When Oedipus stepped down as King of Thebes, he gave the kingdom to Eteocles and Polynices, who both agreed to alternate the throne every year. However, after the first year, Eteocles refused to step down and Polynices attacked Thebes with his supporters (the Seven Against Thebes). Both brothers died in the battle. King Creon, who ascended to the throne of Thebes, decreed that Polynices was not to be buried, but left to rot on pain of death.

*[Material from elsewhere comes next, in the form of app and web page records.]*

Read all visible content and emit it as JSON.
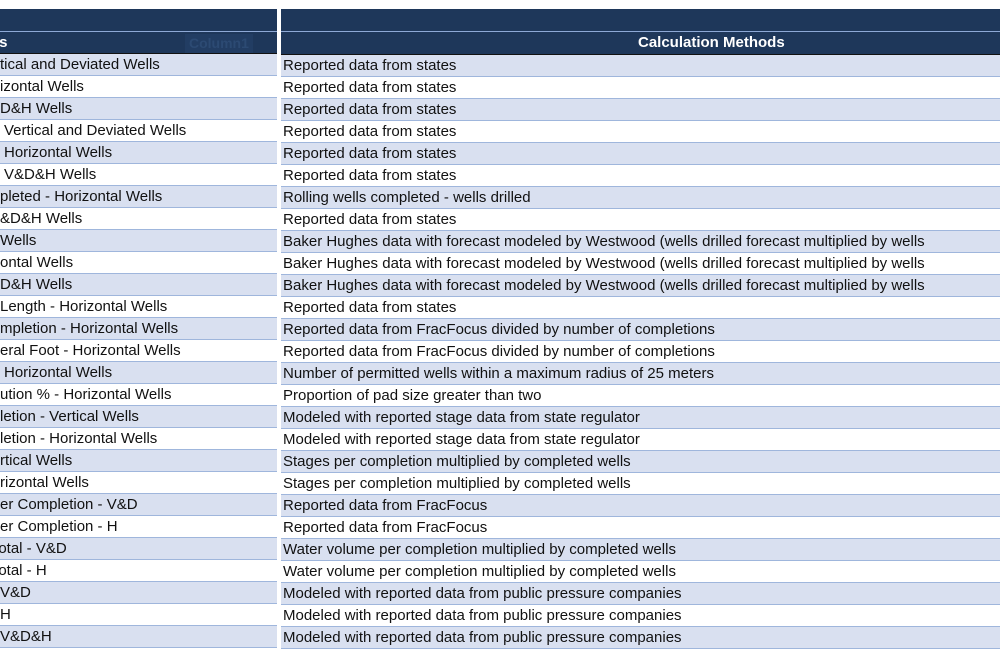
{
  "table": {
    "headings_header": "Headings",
    "ghost_header": "Column1",
    "methods_header": "Calculation Methods",
    "rows": [
      {
        "heading": "Vertical and Deviated Wells",
        "method": "Reported data from states"
      },
      {
        "heading": "Horizontal Wells",
        "method": "Reported data from states"
      },
      {
        "heading": "V&D&H Wells",
        "method": "Reported data from states"
      },
      {
        "heading": "- Vertical and Deviated Wells",
        "method": "Reported data from states"
      },
      {
        "heading": "- Horizontal Wells",
        "method": "Reported data from states"
      },
      {
        "heading": "- V&D&H Wells",
        "method": "Reported data from states"
      },
      {
        "heading": "Completed - Horizontal Wells",
        "method": "Rolling wells completed - wells drilled"
      },
      {
        "heading": "V&D&H Wells",
        "method": "Reported data from states"
      },
      {
        "heading": "Wells",
        "method": "Baker Hughes data with forecast modeled by Westwood (wells drilled forecast multiplied by wells"
      },
      {
        "heading": "Horizontal Wells",
        "method": "Baker Hughes data with forecast modeled by Westwood (wells drilled forecast multiplied by wells"
      },
      {
        "heading": "V&D&H Wells",
        "method": "Baker Hughes data with forecast modeled by Westwood (wells drilled forecast multiplied by wells"
      },
      {
        "heading": "Lateral Length - Horizontal Wells",
        "method": "Reported data from states"
      },
      {
        "heading": "per Completion - Horizontal Wells",
        "method": "Reported data from FracFocus divided by number of completions"
      },
      {
        "heading": "per Lateral Foot - Horizontal Wells",
        "method": "Reported data from FracFocus divided by number of completions"
      },
      {
        "heading": "- Horizontal Wells",
        "method": "Number of permitted wells within a maximum radius of 25 meters"
      },
      {
        "heading": "Distribution % - Horizontal Wells",
        "method": "Proportion of pad size greater than two"
      },
      {
        "heading": "Completion - Vertical Wells",
        "method": "Modeled with reported stage data from state regulator"
      },
      {
        "heading": "Completion - Horizontal Wells",
        "method": "Modeled with reported stage data from state regulator"
      },
      {
        "heading": "Vertical Wells",
        "method": "Stages per completion multiplied by completed wells"
      },
      {
        "heading": "Horizontal Wells",
        "method": "Stages per completion multiplied by completed wells"
      },
      {
        "heading": "per Completion - V&D",
        "method": "Reported data from FracFocus"
      },
      {
        "heading": "per Completion - H",
        "method": "Reported data from FracFocus"
      },
      {
        "heading": "Total - V&D",
        "method": "Water volume per completion multiplied by completed wells"
      },
      {
        "heading": "Total - H",
        "method": "Water volume per completion multiplied by completed wells"
      },
      {
        "heading": "V&D",
        "method": "Modeled with reported data from public pressure companies"
      },
      {
        "heading": "H",
        "method": "Modeled with reported data from public pressure companies"
      },
      {
        "heading": "V&D&H",
        "method": "Modeled with reported data from public pressure companies"
      }
    ]
  }
}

However, Antigone defied the order and was caught. In the opening scene of the play when Antigone is about to perform the burial rituals on Polynices, Ismene serves as the compassionate but rational and prudent counterpart to Antigone's headstrong style of decision-making with no regard for consequence. While Antigone resolves to honor her brother at all costs, Ismene laments that while she too loves her brother, her disposition does not allow her to defy the state and become an outlaw. Once Antigone was caught, in spite of her betrothal to his son Haemon, Creon decreed that she was to be buried alive. Ismene then declared she had aided Antigone and wanted the same fate, though she did not participate in the crime. Antigone refused to let her be martyred for a cause she did not stand up for. She even seems to forget her sister exists, calling herself the 'last unhappy daughter of a line of kings.'
Thus, it is apparent that Ismene serves as a foil for Antigone; she is the “compliant citizen” to her sister’s “conscientious objector.” While she is loyal and willing to die at her sister’s side, she does not make the same bold, defiant stand that Antigone does. Like Haemon, she is a reasonable, sympathetic person whose fate is tied to the far more fanatical Antigone and Creon.
However, in Aeschylus' play, Seven Against Thebes, Ismene and Antigone sing a funeral dirge together for both of their brothers.
The 7th century BC poet Mimnermus accounts that Ismene was murdered by Tydeus, one of the Seven. This is mentioned in no other extant Classical writing, but the scene is represented on a 6th-century Corinthian black-figure amphora now housed in the Louvre.
- Fitts, Dudley; Fitzgerald, Robert (1949). Sophocles: The Oedipus Cycle. Harvest Books. p. 222.
- Sophocles. Drama Classics: Antigone. McDonald, Marianne, trans. London: Nick Hern Books, 2004.
- Easterling, P. E.; Knox, B. M. W. (1989). Cambridge History of Classical Literature: Early Greek Poetry. vol. 1, part 1. Cambridge University Press. p. 95. ISBN 0-521-35981-3.